Walk through downtown Reno and it's not hard to find remnants of the last year's contentious presidential election. Campaign signs still sit in windows. Bumper stickers on cars proclaim "I'm with Her" or "Make America Great Again.
Matt Parker is a locomotive engineer and union leader from Sparks and one of the 539,000 Nevadans who voted for Hillary Clinton last November. He says he doesn't trust how Trump has handled his businesses.
""I'm not optimistic about it..." says Parker, "his business interests and what's been brought to light on everything creates a huge, huge, perception that there's going to be conflicts of interest."
Parker's not alone. Polls conducted by CNN and ORC International as well as The Washington Post and ABC show Trump will take office with a national approval rating hovering around 40 percent.
But some Republican state leaders believe Trump represents an opportunity to grow Nevada's economy.
"I think we have a very pro-business president right now," says Assemblyman Jim Wheeler (R-Minden). "I think the state of Nevada can take advantage of this atmosphere and move forward in business and diversify much, much more. And we'll have help from the White House instead of eight years of the White House stepping on us."
For Reno mother Andy Cassidy, Trump's victory brings about the possibility for change, and people should be excited.

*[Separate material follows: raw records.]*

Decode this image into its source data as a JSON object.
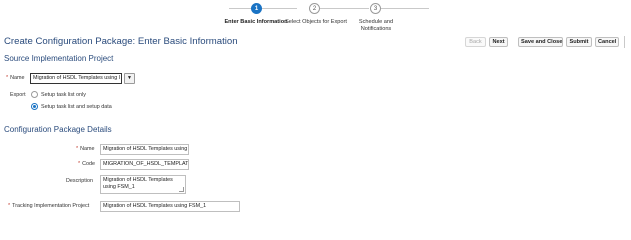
{
  "train": {
    "steps": [
      {
        "number": "1",
        "label": "Enter Basic Information",
        "state": "active"
      },
      {
        "number": "2",
        "label": "Select Objects for Export",
        "state": "inactive"
      },
      {
        "number": "3",
        "label_line1": "Schedule and",
        "label_line2": "Notifications",
        "state": "inactive"
      }
    ]
  },
  "header": {
    "title": "Create Configuration Package: Enter Basic Information",
    "buttons": {
      "back": "Back",
      "next": "Next",
      "save_close": "Save and Close",
      "submit": "Submit",
      "cancel": "Cancel"
    }
  },
  "source_section": {
    "title": "Source Implementation Project",
    "name_label": "Name",
    "name_value": "Migration of HSDL Templates using I",
    "export_label": "Export",
    "export_options": [
      {
        "label": "Setup task list only",
        "selected": false
      },
      {
        "label": "Setup task list and setup data",
        "selected": true
      }
    ]
  },
  "details_section": {
    "title": "Configuration Package Details",
    "name_label": "Name",
    "name_value": "Migration of HSDL Templates using I",
    "code_label": "Code",
    "code_value": "MIGRATION_OF_HSDL_TEMPLATE",
    "description_label": "Description",
    "description_line1": "Migration of HSDL Templates",
    "description_line2": "using FSM_1",
    "tracking_label": "Tracking Implementation Project",
    "tracking_value": "Migration of HSDL Templates using FSM_1"
  },
  "colors": {
    "accent": "#1a73c4",
    "title_text": "#2a4b7c",
    "required": "#c0392b"
  }
}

"They're allowed to have their own opinions, but when you're bad mouthing somebody that's going to be your president just shows what kind of character you have. I think that's pretty hypocritical. People are just upset because they have to change."
To the west, California has already taken steps to prepare for a Trump Administration by hiring former Obama Attorney General Eric Holder to take on any fights against the Republican White House especially when it comes to immigration reform.
Nevada has not taken such concrete steps, but in his State of the State address earlier this week, Governor Brian Sandoval told lawmakers he will fight any attempt by federal officials to reopen the Yucca Mountain Nuclear Storage Facility in Southern Nevada.
"Let's face it, continuing down a path that seeks to force this unsafe and unwanted project on Nevada is a waste of time and money and only gets the country farther away from solving its nuclear waste problem," says Sandoval.
Democrats worry Trump's promises to cut federal programs may complicate lawmakers ability to craft a state budget for the next two years.
"It would detrimental to the people of Nevada if federal funding gets cut in very important areas like healthcare or Medicaid," says Assemblywoman Teresa Benitez-Thompson (D-Reno). "Those are programs that support our low-income seniors. They support some of our most vulnerable communities, and no person should be left in a spot where they don't have resources at all."
Trump lost the general election by less about 27,000 votes in Nevada -- that's less than two-and-a-half points -- and after a bitter campaign it'll be up to the new president to build consensus.
For now, Nevadans will just have to wait and see. . .